ST. MARY'S COUNTY
The first loss of St. Mary's County records of which we have any evidence occurred in
1768, when several dockets and original papers of the court which were being kept in the home
of Owen Alien, the Deputy Clerk, were burned. The General Assembly provided the means for
reconstituting these records but whether it was done or not is now purely academic, since
every surviving court record of this period was burned in the fire of March 8, 1831, or was lost
before that time.1
This was surely the most disastrous fire so far as records are concerned in Maryland
history. St. Mary's was not only the first county to be erected in the State but, for part of its
history, its government was closely related with that of the infant province. It is because of this
loss that so much of the early history of the province must be conjecture and speculation.
One must wonder why it was not possible for the "large concourse of citizens" who gathered
at the fire to save something more than they did. Of the records of the clerk of court only a
single marriage record and one volume of land records, the next to current one at the time of
the fire, escaped.2 The General Assembly of 1831 provided for the re-recording of deeds, but
what is found in this one volume is only a pitiful suggestion of what was lost.3 Of the records
of the levy court and of the other administrative agencies of the county not a page was saved.
The register of wills fared somewhat better. All the papers were lost. The recorded Wills
seem to be complete. The Accounts were in small part preserved for the colonial period, and in
full after 1798. The Inventories of the colonial period were a total loss, but are complete after
1795. The Proceedings of the Orphans' Court prior-to 1807 were lost (but see below). All the
other records series are found only after the Revolutionary period. The division date between

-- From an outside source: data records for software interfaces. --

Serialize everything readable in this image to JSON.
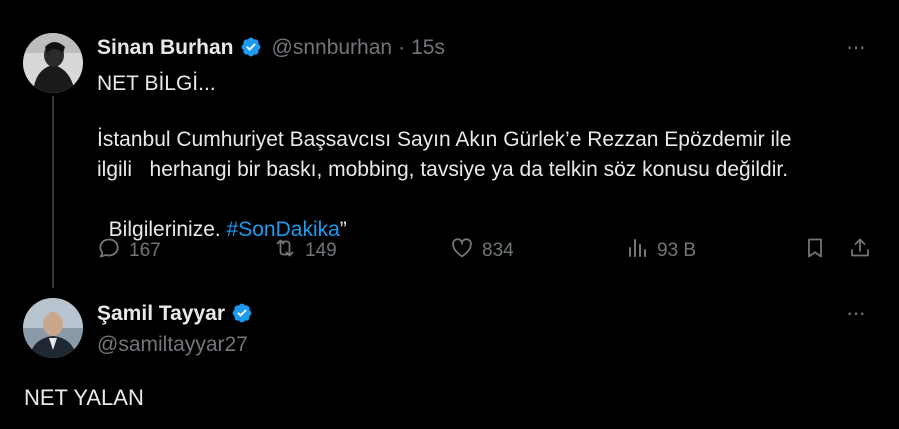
{
  "tweet1": {
    "name": "Sinan Burhan",
    "handle": "@snnburhan",
    "separator": "·",
    "time": "15s",
    "line1": "NET BİLGİ...",
    "line2": "İstanbul Cumhuriyet Başsavcısı Sayın Akın Gürlek’e Rezzan Epözdemir ile",
    "line3": "ilgili   herhangi bir baskı, mobbing, tavsiye ya da telkin söz konusu değildir.",
    "line4_pre": "Bilgilerinize. ",
    "hashtag": "#SonDakika",
    "line4_post": "”",
    "replies": "167",
    "retweets": "149",
    "likes": "834",
    "views": "93 B"
  },
  "tweet2": {
    "name": "Şamil Tayyar",
    "handle": "@samiltayyar27",
    "text": "NET YALAN"
  },
  "more_label": "···",
  "colors": {
    "background": "#000000",
    "text": "#e7e9ea",
    "secondary": "#71767b",
    "accent": "#1d9bf0"
  }
}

saved and lost records seems to indicate that at some time before the fire the older records
had been moved out of the Register's office, perhaps to the attic, and were lost. Only the
indispensable wills were kept handy.
The first volume of Orphans' Court Proceedings, which had long been considered a victim
of the fire, has recently appeared in private hands. This volume was loaned to the Hall of
Records for microfilming and thereafter returned to the anonymous owner. Several volumes
of assessments dating from the late eighteenth and early nineteenth centuries have also re-
appeared in the same fashion, and the Hall of Records now has microfilm copies. These recent
rediscoveries give hope that from time to time other "lost records" will come to light.4 It
should be noted, too, that the Hall of Records in recent years has been collecting land records
of the burnt-out period from the owners of collections of family papers. In time these fugitive
papers should form a welcome supplement to the surviving land-record volumes. It will be
recalled that the land record abstract system was begun in 1784. Of the St. Mary's County
abstracts of deeds the following have been preserved in the Land Office and in microfilm copies
at the Hall of Records: 1796-1818: Index 1796-1873.
1 Ch. III, Acts of 1768.
2 For some reason, Louis D. Scisco ignores the one volume of
land records which was saved. See "Colonial Records of St. Mary's
County," Md. Hist. Mag., XXVI, 58-59.
3 Ch. 175.
4 Is it possible that these fugitive records were not burned but
"lost" much later at the razing of the courthouse in 1901? I
quote from an article of recent date by Thomas E. Stokel who
quotes a clipping found among his grandfather's papers: "In
tearing down the Court House many old private papers were un-
earthed and thrown out in the yard....... One of these books was
picked up by our reporter."